::: Given entries :::

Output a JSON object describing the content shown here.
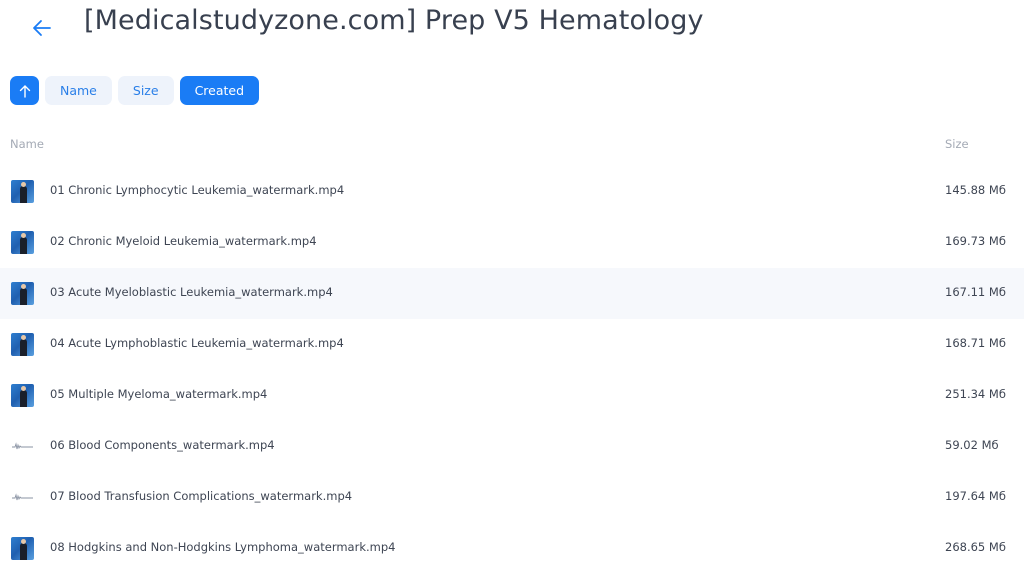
{
  "header": {
    "back_icon": "arrow-left-icon",
    "title": "[Medicalstudyzone.com] Prep V5 Hematology"
  },
  "sort": {
    "direction_icon": "arrow-up-icon",
    "options": [
      "Name",
      "Size",
      "Created"
    ],
    "active": "Created"
  },
  "columns": {
    "name": "Name",
    "size": "Size"
  },
  "files": [
    {
      "name": "01 Chronic Lymphocytic Leukemia_watermark.mp4",
      "size": "145.88 Мб",
      "thumb": "video"
    },
    {
      "name": "02 Chronic Myeloid Leukemia_watermark.mp4",
      "size": "169.73 Мб",
      "thumb": "video"
    },
    {
      "name": "03 Acute Myeloblastic Leukemia_watermark.mp4",
      "size": "167.11 Мб",
      "thumb": "video"
    },
    {
      "name": "04 Acute Lymphoblastic Leukemia_watermark.mp4",
      "size": "168.71 Мб",
      "thumb": "video"
    },
    {
      "name": "05 Multiple Myeloma_watermark.mp4",
      "size": "251.34 Мб",
      "thumb": "video"
    },
    {
      "name": "06 Blood Components_watermark.mp4",
      "size": "59.02 Мб",
      "thumb": "audio"
    },
    {
      "name": "07 Blood Transfusion Complications_watermark.mp4",
      "size": "197.64 Мб",
      "thumb": "audio"
    },
    {
      "name": "08 Hodgkins and Non-Hodgkins Lymphoma_watermark.mp4",
      "size": "268.65 Мб",
      "thumb": "video"
    }
  ],
  "colors": {
    "accent": "#1a7cf5",
    "hover_row": "#f6f8fc"
  }
}
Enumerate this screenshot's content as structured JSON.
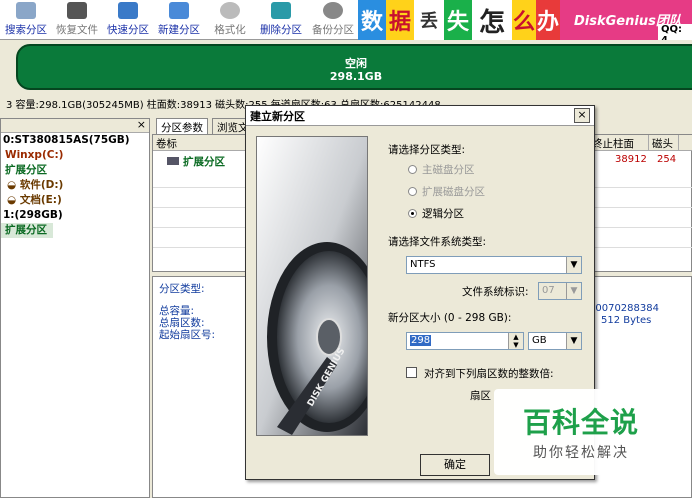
{
  "toolbar": {
    "buttons": [
      {
        "label": "搜索分区",
        "icon": "search-partition-icon"
      },
      {
        "label": "恢复文件",
        "icon": "restore-file-icon"
      },
      {
        "label": "快速分区",
        "icon": "quick-partition-icon"
      },
      {
        "label": "新建分区",
        "icon": "new-partition-icon"
      },
      {
        "label": "格式化",
        "icon": "format-icon"
      },
      {
        "label": "删除分区",
        "icon": "delete-partition-icon"
      },
      {
        "label": "备份分区",
        "icon": "backup-partition-icon"
      }
    ]
  },
  "banner": {
    "tiles": [
      "数",
      "据",
      "丢",
      "失",
      "怎",
      "么",
      "办"
    ],
    "brand": "DiskGenius团队",
    "qq": "QQ: 4"
  },
  "disk_bar": {
    "label": "空闲",
    "size": "298.1GB"
  },
  "info_bar": {
    "text": "3 容量:298.1GB(305245MB)  柱面数:38913  磁头数:255  每道扇区数:63  总扇区数:625142448"
  },
  "tree": {
    "items": [
      {
        "text": "0:ST380815AS(75GB)",
        "color": "#000000"
      },
      {
        "text": "Winxp(C:)",
        "color": "#9a2a00"
      },
      {
        "text": "扩展分区",
        "color": "#0a6a22"
      },
      {
        "text": "软件(D:)",
        "color": "#6a3a00"
      },
      {
        "text": "文档(E:)",
        "color": "#6a3a00"
      },
      {
        "text": "1:(298GB)",
        "color": "#000000"
      },
      {
        "text": "扩展分区",
        "color": "#0a6a22"
      }
    ]
  },
  "right_panel": {
    "tabs": [
      "分区参数",
      "浏览文"
    ],
    "headers": {
      "volume": "卷标",
      "end_cyl": "终止柱面",
      "head": "磁头"
    },
    "row": {
      "name": "扩展分区",
      "end_cyl": "38912",
      "head": "254"
    },
    "details": {
      "type_label": "分区类型:",
      "capacity_label": "总容量:",
      "sectors_label": "总扇区数:",
      "start_label": "起始扇区号:",
      "value1": "20070288384",
      "value2": "512 Bytes"
    }
  },
  "dialog": {
    "title": "建立新分区",
    "close": "×",
    "image_text": "DISK GENIUS",
    "type_prompt": "请选择分区类型:",
    "radio_primary": "主磁盘分区",
    "radio_extended": "扩展磁盘分区",
    "radio_logical": "逻辑分区",
    "fs_prompt": "请选择文件系统类型:",
    "fs_value": "NTFS",
    "fs_id_label": "文件系统标识:",
    "fs_id_value": "07",
    "size_label": "新分区大小 (0 - 298 GB):",
    "size_value": "298",
    "unit_value": "GB",
    "align_label": "对齐到下列扇区数的整数倍:",
    "sector_label": "扇区",
    "ok_button": "确定"
  },
  "watermark": {
    "title": "百科全说",
    "subtitle": "助你轻松解决"
  }
}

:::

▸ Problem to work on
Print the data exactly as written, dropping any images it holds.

▸ Expected answer
Output a JSON object describing the content shown here.
{
  "header": {
    "back_icon": "arrow-left-icon",
    "title": "[Medicalstudyzone.com] Prep V5 Hematology"
  },
  "sort": {
    "direction_icon": "arrow-up-icon",
    "options": [
      "Name",
      "Size",
      "Created"
    ],
    "active": "Created"
  },
  "columns": {
    "name": "Name",
    "size": "Size"
  },
  "files": [
    {
      "name": "01 Chronic Lymphocytic Leukemia_watermark.mp4",
      "size": "145.88 Мб",
      "thumb": "video"
    },
    {
      "name": "02 Chronic Myeloid Leukemia_watermark.mp4",
      "size": "169.73 Мб",
      "thumb": "video"
    },
    {
      "name": "03 Acute Myeloblastic Leukemia_watermark.mp4",
      "size": "167.11 Мб",
      "thumb": "video"
    },
    {
      "name": "04 Acute Lymphoblastic Leukemia_watermark.mp4",
      "size": "168.71 Мб",
      "thumb": "video"
    },
    {
      "name": "05 Multiple Myeloma_watermark.mp4",
      "size": "251.34 Мб",
      "thumb": "video"
    },
    {
      "name": "06 Blood Components_watermark.mp4",
      "size": "59.02 Мб",
      "thumb": "audio"
    },
    {
      "name": "07 Blood Transfusion Complications_watermark.mp4",
      "size": "197.64 Мб",
      "thumb": "audio"
    },
    {
      "name": "08 Hodgkins and Non-Hodgkins Lymphoma_watermark.mp4",
      "size": "268.65 Мб",
      "thumb": "video"
    }
  ],
  "colors": {
    "accent": "#1a7cf5",
    "hover_row": "#f6f8fc"
  }
}
Enumerate this screenshot's content as structured JSON.
{
  "toolbar": {
    "buttons": [
      {
        "label": "搜索分区",
        "icon": "search-partition-icon"
      },
      {
        "label": "恢复文件",
        "icon": "restore-file-icon"
      },
      {
        "label": "快速分区",
        "icon": "quick-partition-icon"
      },
      {
        "label": "新建分区",
        "icon": "new-partition-icon"
      },
      {
        "label": "格式化",
        "icon": "format-icon"
      },
      {
        "label": "删除分区",
        "icon": "delete-partition-icon"
      },
      {
        "label": "备份分区",
        "icon": "backup-partition-icon"
      }
    ]
  },
  "banner": {
    "tiles": [
      "数",
      "据",
      "丢",
      "失",
      "怎",
      "么",
      "办"
    ],
    "brand": "DiskGenius团队",
    "qq": "QQ: 4"
  },
  "disk_bar": {
    "label": "空闲",
    "size": "298.1GB"
  },
  "info_bar": {
    "text": "3 容量:298.1GB(305245MB)  柱面数:38913  磁头数:255  每道扇区数:63  总扇区数:625142448"
  },
  "tree": {
    "items": [
      {
        "text": "0:ST380815AS(75GB)",
        "color": "#000000"
      },
      {
        "text": "Winxp(C:)",
        "color": "#9a2a00"
      },
      {
        "text": "扩展分区",
        "color": "#0a6a22"
      },
      {
        "text": "软件(D:)",
        "color": "#6a3a00"
      },
      {
        "text": "文档(E:)",
        "color": "#6a3a00"
      },
      {
        "text": "1:(298GB)",
        "color": "#000000"
      },
      {
        "text": "扩展分区",
        "color": "#0a6a22"
      }
    ]
  },
  "right_panel": {
    "tabs": [
      "分区参数",
      "浏览文"
    ],
    "headers": {
      "volume": "卷标",
      "end_cyl": "终止柱面",
      "head": "磁头"
    },
    "row": {
      "name": "扩展分区",
      "end_cyl": "38912",
      "head": "254"
    },
    "details": {
      "type_label": "分区类型:",
      "capacity_label": "总容量:",
      "sectors_label": "总扇区数:",
      "start_label": "起始扇区号:",
      "value1": "20070288384",
      "value2": "512 Bytes"
    }
  },
  "dialog": {
    "title": "建立新分区",
    "close": "×",
    "image_text": "DISK GENIUS",
    "type_prompt": "请选择分区类型:",
    "radio_primary": "主磁盘分区",
    "radio_extended": "扩展磁盘分区",
    "radio_logical": "逻辑分区",
    "fs_prompt": "请选择文件系统类型:",
    "fs_value": "NTFS",
    "fs_id_label": "文件系统标识:",
    "fs_id_value": "07",
    "size_label": "新分区大小 (0 - 298 GB):",
    "size_value": "298",
    "unit_value": "GB",
    "align_label": "对齐到下列扇区数的整数倍:",
    "sector_label": "扇区",
    "ok_button": "确定"
  },
  "watermark": {
    "title": "百科全说",
    "subtitle": "助你轻松解决"
  }
}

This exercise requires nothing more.